The game starts off with you riding on a ship that is escorting a princess to neighboring kingdom to marry a prince, in hopes of creating peace. Unfortunately, you are attacked by raiders and a gigantic creature named the unspeakable deep. In the spirit of the “Souls” games, they introduce you to a boss that is overpowered and kills you in an instant. You then wake up on an island, with the crew and the princess nowhere in sight. You then venture forth to explore the island, in hopes of finding the princess and escaping the island. As I explored the island, I was able to experience some of the game’s more interesting areas, like ruins, destroyed villages, caves and a prison. Along the way, I also met my fair share of interesting characters, who also have goals of their own; like a warrior who has his own quest to complete, a thief who searches the island in hopes of finding treasure and some others who serve as shop merchants. As I was playing the game, I was impressed by the game’s presentation. The dark and gloomy setting along with excellent hand-drawn style art really brought out the game’s charm. The sound effects that you hear when fighting enemie are also good and very fitting. Every time you land your weapon on an enemy unit, it makes a sort of “goosh” sound, so you know for sure that you hit them, probably quite hard, which is also good as there is quite a bit of gore in this game; especially when you end up cutting off certain enemies’ heads. There’s not have that much when it comes to a musical score though, and the only time the music does comes on is on certain occasions during exploration and when you are fighting a boss. Speaking of bosses, there are numerous amounts spread throughout the island awaiting your challenge.
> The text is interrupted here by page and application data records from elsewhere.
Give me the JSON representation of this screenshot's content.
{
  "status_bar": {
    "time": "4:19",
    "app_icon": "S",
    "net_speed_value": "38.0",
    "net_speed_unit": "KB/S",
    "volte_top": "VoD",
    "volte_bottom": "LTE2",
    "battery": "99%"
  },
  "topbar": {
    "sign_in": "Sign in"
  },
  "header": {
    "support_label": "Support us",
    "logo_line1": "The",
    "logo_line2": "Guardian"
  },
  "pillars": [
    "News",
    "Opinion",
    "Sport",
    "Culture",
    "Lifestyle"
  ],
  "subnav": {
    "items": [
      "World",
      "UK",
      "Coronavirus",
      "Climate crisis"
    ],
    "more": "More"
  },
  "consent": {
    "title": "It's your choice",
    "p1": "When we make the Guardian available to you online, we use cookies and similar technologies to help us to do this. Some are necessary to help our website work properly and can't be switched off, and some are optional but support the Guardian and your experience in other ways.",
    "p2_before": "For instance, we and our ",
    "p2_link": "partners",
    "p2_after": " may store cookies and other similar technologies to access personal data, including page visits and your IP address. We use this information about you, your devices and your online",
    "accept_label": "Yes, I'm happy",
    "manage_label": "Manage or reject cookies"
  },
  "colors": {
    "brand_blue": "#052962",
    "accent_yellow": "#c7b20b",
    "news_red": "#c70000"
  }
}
While the presentation aspect that Salt and Sanctuary has to offer stood out to me, I believe that any game’s true shine comes the gameplay and the challenge. This is also where the game has the chance to back up the claims that it is in fact the 2D Dark Souls game it was referred to in the original article I read. How does it stack up? SaS is pretty challenging and will require some trial and error to get past certain points, but never let that get you down, since after all , that’s how DS games are. At the beginning of the game, you can create your own character and choose what kind of class you would like to play as, like a knight, thief, mage or what have you. As this is a combat-based game, weapons such as swords, lances, bows, magic and pretty much every other tool of destruction is available to the various classes. Another useful feature in SaS is its display of the equipment that your character is actively using, making it easy to keep track of stat changes. The game even goes as far as to show extra equipment detail like the little charms that you can equip on to your weapons to give them extra abilities. Strengthening the connection to Dark Souls, SaS has its own form of in game currency called Salt. Players can level up their character by using salt and items called Black Pearls, which can be used on the skill tree to build up your characters’ growth. You can also purchase items in game by using gold or salt depending on the type of vendor. Salt is acquired by defeating enemies and bosses, but take heed since also like Dark Souls (and annoyingly like Castlevania II) when you die, you lose all your salt. You can however have the chance to regain your Salt, by simply returning to the location of your death and killing whoever absorbed your salt. As you explore the island, you also come across select caves that you can turn into Sanctuaries, which are pretty much this game’s version of a safe zones. In these Sanctuaries, you can summon helpers by using statues that you find in the game. You can only have up to four helpers per sanctuary, so choose wisely.
While Salt and Sanctuary is not a part of the Souls franchise, I feel like does indeed live up to being called a spiritual successor to Dark Souls The setting and ambiance of the game definitely match up, and the gameplay is something that definitely gets you on the edge of your seat. However similar they are, they still have their own unique qualities and quirks that make them different but still very fun. While I have only a few more weeks until the release of Dark Souls 3, I will be well occupied with Salt and Sanctuary and I’m happy to say that my seemingly “random gamble on on a video game”, was the right choice. For those of you who are fans of the Souls franchise, I highly recommend giving this game a try, and for those of you who aren’t, but still looking for a good challenge, I still recommend it.
Salt and Sanctuary is currently available only on the PS4, will soon be released on PS Vita and PC..
— Boss? What happened? BOSS?!